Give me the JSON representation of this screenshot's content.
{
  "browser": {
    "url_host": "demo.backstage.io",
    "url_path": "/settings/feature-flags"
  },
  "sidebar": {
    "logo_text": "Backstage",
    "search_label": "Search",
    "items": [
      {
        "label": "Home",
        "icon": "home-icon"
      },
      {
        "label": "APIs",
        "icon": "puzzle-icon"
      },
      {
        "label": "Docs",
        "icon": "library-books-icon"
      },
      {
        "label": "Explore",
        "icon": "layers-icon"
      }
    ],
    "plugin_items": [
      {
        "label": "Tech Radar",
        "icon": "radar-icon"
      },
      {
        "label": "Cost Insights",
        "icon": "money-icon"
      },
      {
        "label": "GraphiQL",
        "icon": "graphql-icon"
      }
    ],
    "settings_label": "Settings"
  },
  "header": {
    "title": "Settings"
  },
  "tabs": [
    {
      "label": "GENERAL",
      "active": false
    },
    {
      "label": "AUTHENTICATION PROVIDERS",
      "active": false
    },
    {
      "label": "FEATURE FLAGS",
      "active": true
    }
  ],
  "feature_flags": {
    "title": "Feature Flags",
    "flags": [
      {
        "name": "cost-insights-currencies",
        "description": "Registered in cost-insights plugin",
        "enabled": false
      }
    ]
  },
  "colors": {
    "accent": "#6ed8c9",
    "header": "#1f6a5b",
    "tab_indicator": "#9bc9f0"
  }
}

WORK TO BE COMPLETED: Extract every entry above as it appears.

SOLUTION TO THIS TASK:
Give me the JSON representation of this screenshot's content.
{
  "browser": {
    "url_host": "demo.backstage.io",
    "url_path": "/settings/feature-flags"
  },
  "sidebar": {
    "logo_text": "Backstage",
    "search_label": "Search",
    "items": [
      {
        "label": "Home",
        "icon": "home-icon"
      },
      {
        "label": "APIs",
        "icon": "puzzle-icon"
      },
      {
        "label": "Docs",
        "icon": "library-books-icon"
      },
      {
        "label": "Explore",
        "icon": "layers-icon"
      }
    ],
    "plugin_items": [
      {
        "label": "Tech Radar",
        "icon": "radar-icon"
      },
      {
        "label": "Cost Insights",
        "icon": "money-icon"
      },
      {
        "label": "GraphiQL",
        "icon": "graphql-icon"
      }
    ],
    "settings_label": "Settings"
  },
  "header": {
    "title": "Settings"
  },
  "tabs": [
    {
      "label": "GENERAL",
      "active": false
    },
    {
      "label": "AUTHENTICATION PROVIDERS",
      "active": false
    },
    {
      "label": "FEATURE FLAGS",
      "active": true
    }
  ],
  "feature_flags": {
    "title": "Feature Flags",
    "flags": [
      {
        "name": "cost-insights-currencies",
        "description": "Registered in cost-insights plugin",
        "enabled": false
      }
    ]
  },
  "colors": {
    "accent": "#6ed8c9",
    "header": "#1f6a5b",
    "tab_indicator": "#9bc9f0"
  }
}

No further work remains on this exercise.